Take the 2-minute tour ×
Stack Overflow is a question and answer site for professional and enthusiast programmers. It's 100% free, no registration required.

I have an WPF application. That has a memory leak. I have trouble to find exactly the reason.

Tried to use ANTS profiler, and the best thing I have found is

I have an event public event Action RegistryPropertyChanged

And I have lot's of other events, in my code, that are registering to that event.

For Example

preferences.RegistryPropertyChanged+= new Action (SetupToolTips);

And Some of them are registering in this way

preferences.RegistryPropertyChanged += OnMSChanged;

Which way it's better, to use, dynamic or static? Any ideas what can cause the leak?

After I tried to remove all the lines, that are used by RegistryPropertyChanged there was no leak. So something is wrong with all this events, but I can't find exactly a reason.Any ideas and help appreciated.Thanks

share|improve this question
    
    
    
What exactly do you see that you consider as a "memory leak"? Is the application causing memory problems on your system? –  Eren Ersönmez Jan 18 '12 at 8:08
    
Are the event handlers being attached multiple times without being detached? –  Joey Jan 18 '12 at 8:15
    
With saying memory leak.. I mean , if I just leave application, in couple hours, memory will growth like 20 MB. I have some timers, that are triggering this events. @Joey I guess they are being attached , without detaching. But the code is really big, and I'm not sure where to detach them.Is it the reason of leak? –  User1234 Jan 18 '12 at 8:18

2 Answers 2

up vote 3 down vote accepted

When working with your objects, ensure that the event is decoupled on dispose.
For example:

preferences.RegistryPropertyChanged -= OnMSChanged

Also, I had an issue where I had an object which hosted other objects via member references. If you are working with a lot of objects it is likely that you are not removing the memory reference when you are done with the object.

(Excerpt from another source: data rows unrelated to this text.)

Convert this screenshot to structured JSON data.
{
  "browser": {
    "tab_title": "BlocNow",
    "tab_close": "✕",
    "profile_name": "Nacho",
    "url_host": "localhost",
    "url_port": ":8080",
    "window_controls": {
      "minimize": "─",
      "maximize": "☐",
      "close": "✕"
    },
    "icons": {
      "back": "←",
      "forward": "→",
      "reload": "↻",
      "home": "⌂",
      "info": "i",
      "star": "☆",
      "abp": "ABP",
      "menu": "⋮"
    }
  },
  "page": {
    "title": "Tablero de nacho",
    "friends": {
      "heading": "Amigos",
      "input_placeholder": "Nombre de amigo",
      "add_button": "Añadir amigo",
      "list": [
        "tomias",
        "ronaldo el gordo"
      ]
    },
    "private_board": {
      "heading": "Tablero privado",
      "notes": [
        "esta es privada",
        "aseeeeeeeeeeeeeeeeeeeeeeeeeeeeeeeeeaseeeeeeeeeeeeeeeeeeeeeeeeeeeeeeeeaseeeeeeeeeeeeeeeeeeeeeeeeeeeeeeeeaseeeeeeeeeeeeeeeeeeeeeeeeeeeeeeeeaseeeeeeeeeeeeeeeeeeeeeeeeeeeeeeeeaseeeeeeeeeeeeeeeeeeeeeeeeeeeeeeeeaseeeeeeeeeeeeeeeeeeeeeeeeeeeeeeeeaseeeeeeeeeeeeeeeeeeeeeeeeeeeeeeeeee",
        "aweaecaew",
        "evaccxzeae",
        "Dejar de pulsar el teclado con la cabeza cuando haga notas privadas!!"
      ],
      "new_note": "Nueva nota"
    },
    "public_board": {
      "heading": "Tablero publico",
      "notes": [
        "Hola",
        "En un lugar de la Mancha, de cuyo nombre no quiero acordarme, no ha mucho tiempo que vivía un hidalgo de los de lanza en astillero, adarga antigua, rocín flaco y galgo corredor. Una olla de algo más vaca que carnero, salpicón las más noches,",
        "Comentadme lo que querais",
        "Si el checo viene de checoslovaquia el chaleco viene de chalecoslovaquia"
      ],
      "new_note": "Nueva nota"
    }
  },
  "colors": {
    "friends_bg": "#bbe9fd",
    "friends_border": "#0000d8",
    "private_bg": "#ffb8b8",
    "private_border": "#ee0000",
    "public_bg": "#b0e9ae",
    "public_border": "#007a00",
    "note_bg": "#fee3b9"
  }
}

Just an example but if you have a Car object and it hosts an Engine object, make sure you set the Engine object member reference to NULL when you are done with Car object. You need to do this because if there is even one reference back to something that is actively used somewhere in your system, these objects will not be disposed because they are "active".

This is all very high level, but I hope it helps.

share|improve this answer
    
Thanks I will try to do that. –  User1234 Jan 18 '12 at 14:12

here is a very good post about events, weak events and so on. And here is a good starting point to find your memoryleak.

EDIT: if you want a qiuck and dirty test. take the component which you think is not collected correctly and add this to your component and run your app.

 private byte[] myMemoryTest = new byte[300 * 1024 * 1024];    //allocate 300MB

if your memory grow in your taskmanager and not fallback you know its not collected the way you want

share|improve this answer
    
Thanks for very interesting articles. –  User1234 Jan 18 '12 at 14:11

Your Answer

 
discard

By posting your answer, you agree to the privacy policy and terms of service.

Not the answer you're looking for? Browse other questions tagged or ask your own question.